Although foreign laws may not be enforceable in the U.S., certain U.S. laws, such as the U.S. National Stolen Property Act, may apply. Under this federal law, a person cannot legally own artifacts or art objects that were stolen, no matter how many times the items may have changed hands.
Other Personal Exemptions
The U.S. gives free or reduced duty rates to certain developing countries under a trade agreement called the Generalized System of Preferences (GSP). (Check this site for a list of countries and eligible products.) Some products that would otherwise be subject to duty are not, when they come from a GSP country. Similarly, many products of Caribbean and Andean countries are exempt from duty under the Caribbean Basin Initiative and Andean Trade Preference Act. Most Israeli products may also enter the United States duty-free or at reduced duty rates, and the North American Free Trade Agreement (NAFTA) allows U.S. citizens returning from Canada or Mexico to bring in goods (as long as they were grown, manufactured or produced in that country) either duty-free or discounted.)
If you return to the U.S. from a Caribbean Basin country, you will be allowed a $600 duty-free exemption. If you return directly or indirectly from a U.S. "insular possession" (U.S. Virgin Islands, American Samoa or Guam), you are allowed a $1,200 duty-free exemption. Although you may include 1,000 cigarettes in your exemption, at least 800 of them must have been acquired in an American property. You may also include five liters of alcoholic beverages in your duty-free exemption, but one of them must be a product of the American territory or possession.
If you combine travel to a U.S.-owned locale with a trip to one or more of the Caribbean countries listed above -- this scenario could apply on certain Caribbean cruises -- you would be allowed to bring back $1,200 in duty-free merchandise, as long as $600 worth was acquired in the Caribbean country. If you travel to any of the Caribbean Basin countries and to countries where the standard exemption of $400 applies -- say to Trinidad, Tobago and Venezuela -- your exemption is $600, $400 worth of which may come from the non-Caribbean country (Venezuela).

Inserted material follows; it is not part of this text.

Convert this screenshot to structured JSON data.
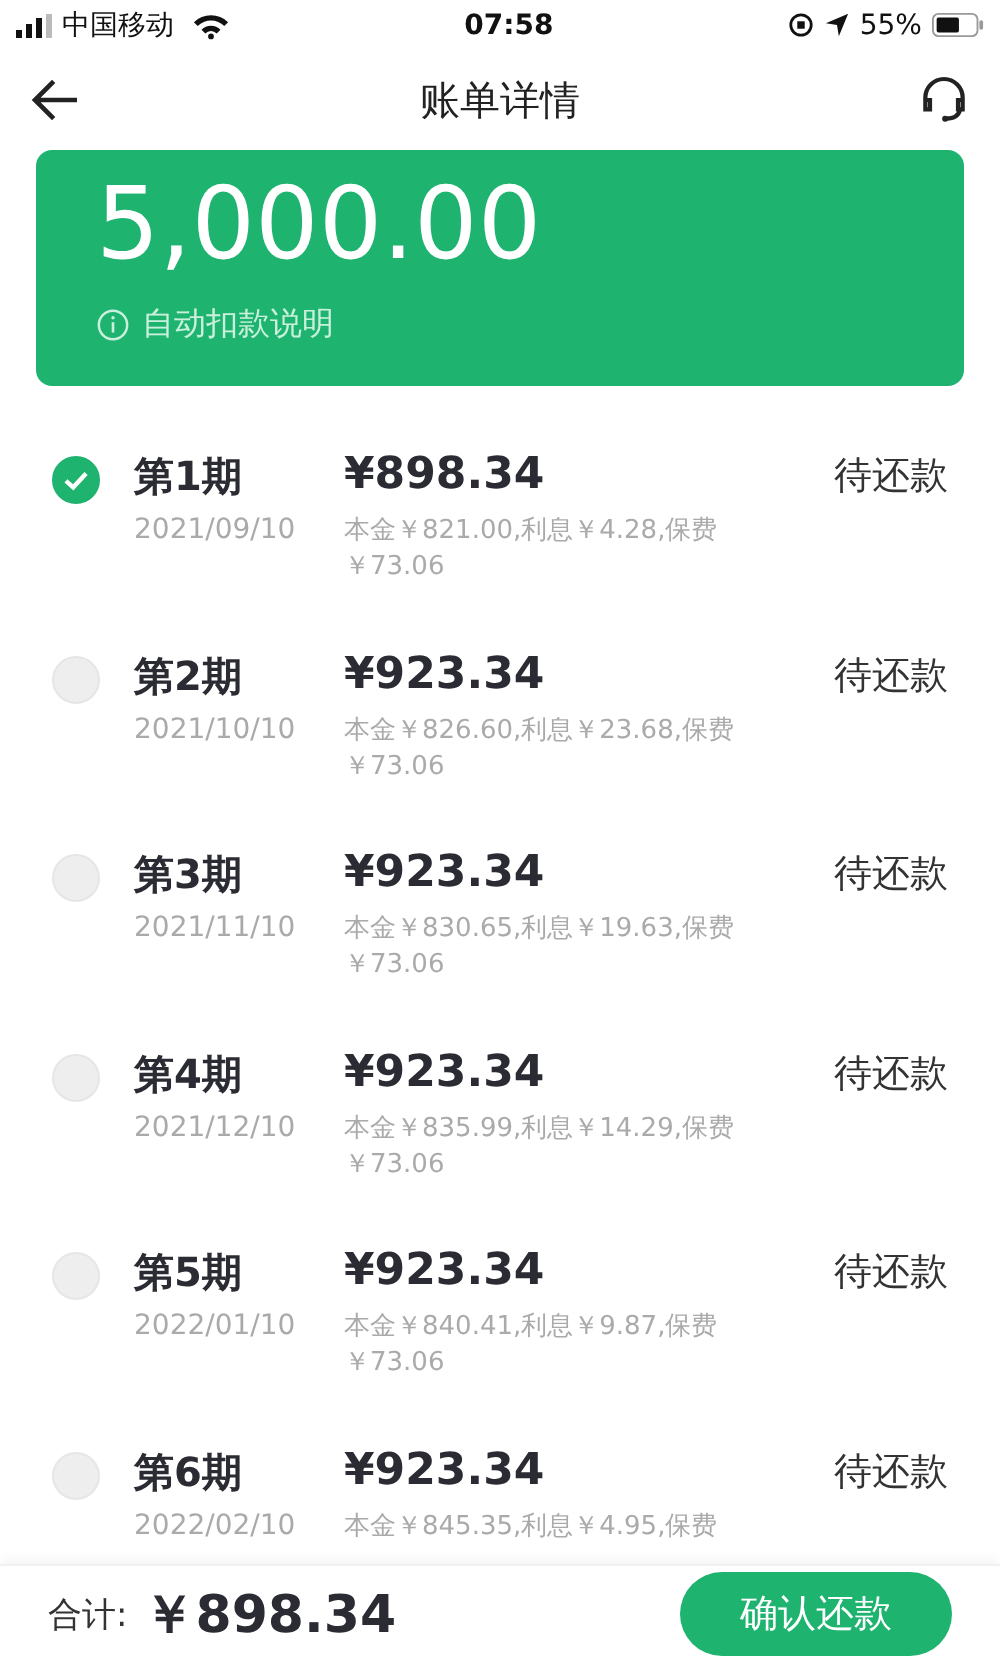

How Much Duty Will I Be Charged If I Go Over My Personal Exemption?
The CBP agent will place the items with the highest rate of duty under your exemption. Then, after subtracting your exemptions and the value of any duty-free items, a flat 10 percent rate of duty will be charged on the next $1,000 worth of merchandise. Any dollar amount beyond this $1,000 will be charged at the applicable duty rates.
The flat duty rate may only be used for merchandise that is for your own use or for gifts. (As with your personal exemption, you may use the flat-rate provision only once every 30 days.) Special flat rates of duty apply to items made and acquired in Canada or Mexico. The flat rate of duty is reduced to five percent on items purchased in U.S. insular possessions, whether the items accompany you or are shipped.
If you owe duty, you must pay it upon arrival in the U.S.. You can pay in cash (no foreign currency), by personal check in the exact amount (drawn on a U.S. bank and made payable to the U.S. Customs and Border Protection), by government check, money order or traveler's check (if it doesn't exceed the duty owed by more than $50). If you're paying by check, you'll be asked to show identification such as your passport (see How Passports Work) or U.S. driver's license. In some locations, you may pay duty with MasterCard or VISA, but don't count on it -- inquire ahead of time or be prepared to pay by cash or check.